New book talks of alleged Rajapaksa corruption
A book titled Sri Lanka Heist – Inside the $16 billion plunder of a nation by an investigative writer named Harrold Cane is due to be launched in the United Kingdom this week.
Several pre-publication copies of the book have been circulated in Colombo, and RepublicNext also received a copy.
The book, which indicates no publisher, regurgitates many of the allegations made against the alleged Rajapaksa Oligarchy in the last few years of the Mahinda Rajapaksa administration and during the 2015 Presidential and Parliamentary election campaigns.
The author, who appears to have written another similar exposé titled Narco Karabakh – about the Nagorno-Karabakh ethnic conflict – claims to have visited Sri Lanka many times.
” Cane” quotes “top businessmen” and “officials close to the administration” but names none of them.
He even recounts having a few shots of Johnny Walker Blue Label Whiskey with the former President. Cane claims he gifted the liquor to Rajapaksa.
RepublicNext could not authenticate that anecdote.
One of the matters that he talks of is the role the Lebanese Canadian Bank is said to have played in allegedly laundering cash stolen during the period of the previous administration.
Shadowy figures carrying wads of cash
The Bank was investigated by international agencies as a financial entity that helped Hezbollah which was declared a terrorist organisation by Western countries.
The book, written after the October 2018 Constitutional Coup and apparently affiliated with an organisation named Cambridge International, also talks of shadowy figures connected to China’s Exim Bank turning up in Colombo with wads of cash during the Rajapaksa reign.
It also quotes extensively from the New York Times report “How China Got Sri Lanka to cough up a Port.”
In that article, the NYT reported that China bribed members of the Rajapaksa family to grant it concessions.
On behalf of the family, MP Namal Rajapaksa denied the allegations in toto and said he would take legal action against the NYT both in Sri Lanka and in the United States.
As of now, no such legal action has been filed to the best of our knowledge.
The book has a whole chapter on the alleged looting of SriLankan Airlines and Mihin Lanka.
Much of that information is publicly available in the Weliamuna Report and Media reporting hearings in the Presidential Commission investigating the work of the airlines during the Rajapaksa period.
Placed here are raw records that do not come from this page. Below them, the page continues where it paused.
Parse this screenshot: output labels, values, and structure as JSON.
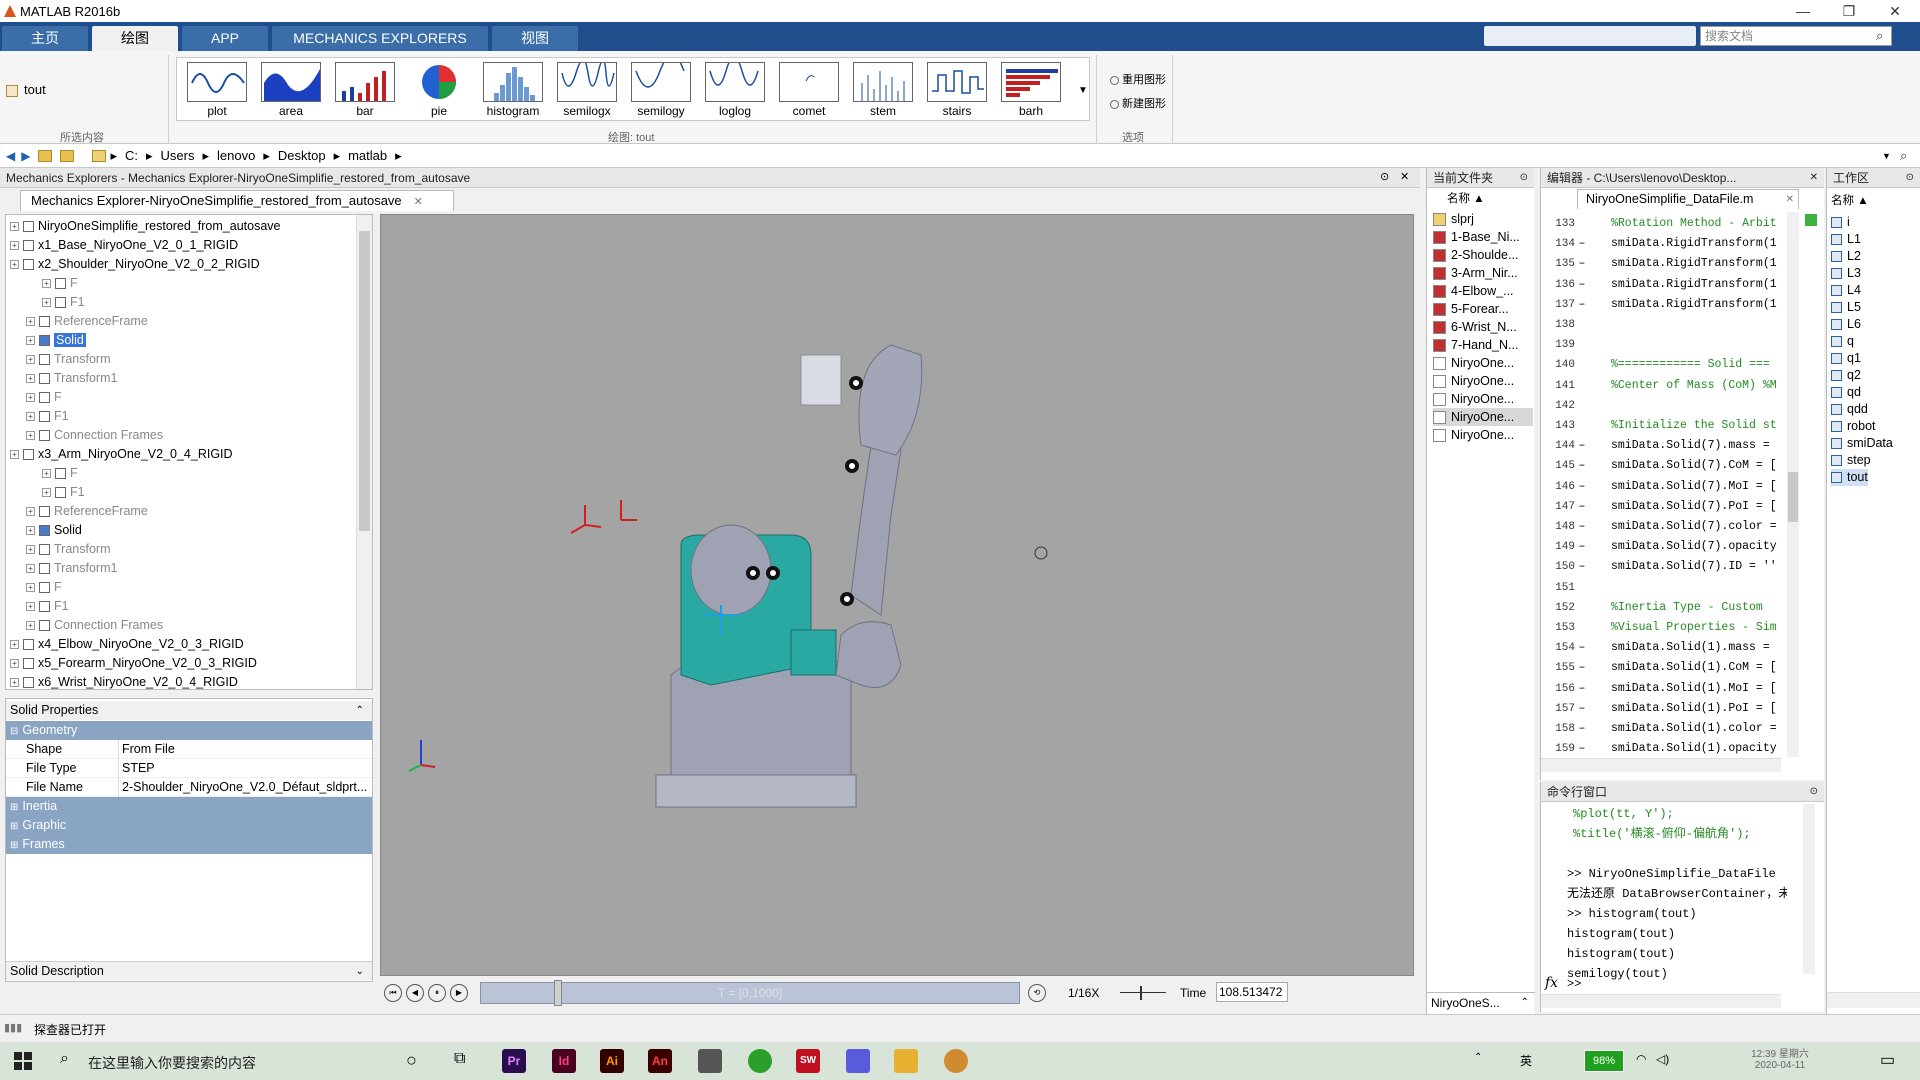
{
  "window": {
    "title": "MATLAB R2016b",
    "min": "—",
    "max": "❐",
    "close": "✕"
  },
  "ribbon_tabs": [
    "主页",
    "绘图",
    "APP",
    "MECHANICS EXPLORERS",
    "视图"
  ],
  "search": {
    "placeholder": "搜索文档"
  },
  "ribbon": {
    "selected_var": "tout",
    "selected_section": "所选内容",
    "plot_section": "绘图: tout",
    "options_section": "选项",
    "plots": [
      "plot",
      "area",
      "bar",
      "pie",
      "histogram",
      "semilogx",
      "semilogy",
      "loglog",
      "comet",
      "stem",
      "stairs",
      "barh"
    ],
    "reuse": "重用图形",
    "new_fig": "新建图形"
  },
  "address": [
    "C:",
    "Users",
    "lenovo",
    "Desktop",
    "matlab"
  ],
  "mech": {
    "window_title": "Mechanics Explorers - Mechanics Explorer-NiryoOneSimplifie_restored_from_autosave",
    "tab": "Mechanics Explorer-NiryoOneSimplifie_restored_from_autosave",
    "tree": [
      {
        "label": "NiryoOneSimplifie_restored_from_autosave",
        "level": 0,
        "dim": false
      },
      {
        "label": "x1_Base_NiryoOne_V2_0_1_RIGID",
        "level": 0,
        "dim": false
      },
      {
        "label": "x2_Shoulder_NiryoOne_V2_0_2_RIGID",
        "level": 0,
        "dim": false
      },
      {
        "label": "F",
        "level": 2,
        "dim": true
      },
      {
        "label": "F1",
        "level": 2,
        "dim": true
      },
      {
        "label": "ReferenceFrame",
        "level": 1,
        "dim": true
      },
      {
        "label": "Solid",
        "level": 1,
        "dim": false,
        "selected": true
      },
      {
        "label": "Transform",
        "level": 1,
        "dim": true
      },
      {
        "label": "Transform1",
        "level": 1,
        "dim": true
      },
      {
        "label": "F",
        "level": 1,
        "dim": true
      },
      {
        "label": "F1",
        "level": 1,
        "dim": true
      },
      {
        "label": "Connection Frames",
        "level": 1,
        "dim": true
      },
      {
        "label": "x3_Arm_NiryoOne_V2_0_4_RIGID",
        "level": 0,
        "dim": false
      },
      {
        "label": "F",
        "level": 2,
        "dim": true
      },
      {
        "label": "F1",
        "level": 2,
        "dim": true
      },
      {
        "label": "ReferenceFrame",
        "level": 1,
        "dim": true
      },
      {
        "label": "Solid",
        "level": 1,
        "dim": false
      },
      {
        "label": "Transform",
        "level": 1,
        "dim": true
      },
      {
        "label": "Transform1",
        "level": 1,
        "dim": true
      },
      {
        "label": "F",
        "level": 1,
        "dim": true
      },
      {
        "label": "F1",
        "level": 1,
        "dim": true
      },
      {
        "label": "Connection Frames",
        "level": 1,
        "dim": true
      },
      {
        "label": "x4_Elbow_NiryoOne_V2_0_3_RIGID",
        "level": 0,
        "dim": false
      },
      {
        "label": "x5_Forearm_NiryoOne_V2_0_3_RIGID",
        "level": 0,
        "dim": false
      },
      {
        "label": "x6_Wrist_NiryoOne_V2_0_4_RIGID",
        "level": 0,
        "dim": false
      }
    ],
    "props": {
      "title": "Solid Properties",
      "geometry": "Geometry",
      "rows": [
        [
          "Shape",
          "From File"
        ],
        [
          "File Type",
          "STEP"
        ],
        [
          "File Name",
          "2-Shoulder_NiryoOne_V2.0_Défaut_sldprt..."
        ]
      ],
      "sections": [
        "Inertia",
        "Graphic",
        "Frames"
      ],
      "description": "Solid Description"
    },
    "playback": {
      "time_range": "T = [0,1000]",
      "speed": "1/16X",
      "time_label": "Time",
      "time_value": "108.513472"
    }
  },
  "files": {
    "title": "当前文件夹",
    "col": "名称 ▲",
    "items": [
      "slprj",
      "1-Base_Ni...",
      "2-Shoulde...",
      "3-Arm_Nir...",
      "4-Elbow_...",
      "5-Forear...",
      "6-Wrist_N...",
      "7-Hand_N...",
      "NiryoOne...",
      "NiryoOne...",
      "NiryoOne...",
      "NiryoOne...",
      "NiryoOne..."
    ],
    "footer": "NiryoOneS..."
  },
  "editor": {
    "title": "编辑器 - C:\\Users\\lenovo\\Desktop...",
    "tab": "NiryoOneSimplifie_DataFile.m",
    "lines": [
      {
        "n": "133",
        "d": "",
        "t": "%Rotation Method - Arbit",
        "c": true
      },
      {
        "n": "134",
        "d": "–",
        "t": "smiData.RigidTransform(1",
        "c": false
      },
      {
        "n": "135",
        "d": "–",
        "t": "smiData.RigidTransform(1",
        "c": false
      },
      {
        "n": "136",
        "d": "–",
        "t": "smiData.RigidTransform(1",
        "c": false
      },
      {
        "n": "137",
        "d": "–",
        "t": "smiData.RigidTransform(1",
        "c": false
      },
      {
        "n": "138",
        "d": "",
        "t": "",
        "c": false
      },
      {
        "n": "139",
        "d": "",
        "t": "",
        "c": false
      },
      {
        "n": "140",
        "d": "",
        "t": "%============ Solid ===",
        "c": true
      },
      {
        "n": "141",
        "d": "",
        "t": "%Center of Mass (CoM) %M",
        "c": true
      },
      {
        "n": "142",
        "d": "",
        "t": "",
        "c": false
      },
      {
        "n": "143",
        "d": "",
        "t": "%Initialize the Solid st",
        "c": true
      },
      {
        "n": "144",
        "d": "–",
        "t": "smiData.Solid(7).mass =",
        "c": false
      },
      {
        "n": "145",
        "d": "–",
        "t": "smiData.Solid(7).CoM = [",
        "c": false
      },
      {
        "n": "146",
        "d": "–",
        "t": "smiData.Solid(7).MoI = [",
        "c": false
      },
      {
        "n": "147",
        "d": "–",
        "t": "smiData.Solid(7).PoI = [",
        "c": false
      },
      {
        "n": "148",
        "d": "–",
        "t": "smiData.Solid(7).color =",
        "c": false
      },
      {
        "n": "149",
        "d": "–",
        "t": "smiData.Solid(7).opacity",
        "c": false
      },
      {
        "n": "150",
        "d": "–",
        "t": "smiData.Solid(7).ID = ''",
        "c": false
      },
      {
        "n": "151",
        "d": "",
        "t": "",
        "c": false
      },
      {
        "n": "152",
        "d": "",
        "t": "%Inertia Type - Custom",
        "c": true
      },
      {
        "n": "153",
        "d": "",
        "t": "%Visual Properties - Sim",
        "c": true
      },
      {
        "n": "154",
        "d": "–",
        "t": "smiData.Solid(1).mass =",
        "c": false
      },
      {
        "n": "155",
        "d": "–",
        "t": "smiData.Solid(1).CoM = [",
        "c": false
      },
      {
        "n": "156",
        "d": "–",
        "t": "smiData.Solid(1).MoI = [",
        "c": false
      },
      {
        "n": "157",
        "d": "–",
        "t": "smiData.Solid(1).PoI = [",
        "c": false
      },
      {
        "n": "158",
        "d": "–",
        "t": "smiData.Solid(1).color =",
        "c": false
      },
      {
        "n": "159",
        "d": "–",
        "t": "smiData.Solid(1).opacity",
        "c": false
      }
    ]
  },
  "cmd": {
    "title": "命令行窗口",
    "lines": [
      "%plot(tt, Y');",
      "%title('横滚-俯仰-偏航角');",
      "",
      ">> NiryoOneSimplifie_DataFile",
      "无法还原 DataBrowserContainer，未",
      ">> histogram(tout)",
      "histogram(tout)",
      "histogram(tout)",
      "semilogy(tout)"
    ],
    "prompt": ">>"
  },
  "workspace": {
    "title": "工作区",
    "col": "名称 ▲",
    "items": [
      "i",
      "L1",
      "L2",
      "L3",
      "L4",
      "L5",
      "L6",
      "q",
      "q1",
      "q2",
      "qd",
      "qdd",
      "robot",
      "smiData",
      "step",
      "tout"
    ]
  },
  "status": "探查器已打开",
  "taskbar": {
    "search": "在这里输入你要搜索的内容",
    "battery": "98%",
    "time": "12:39 星期六",
    "date": "2020-04-11",
    "ime": "英",
    "apps": [
      "Pr",
      "Id",
      "Ai",
      "An",
      "",
      "",
      "SW",
      "",
      "",
      ""
    ]
  }
}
Interestingly, it makes no mention of Sajin Vaas Gunewardene who was the architect of Mihin Lanka.
The book has numerous photographs that look as if they were directly downloaded from the internet. No photo credits are given.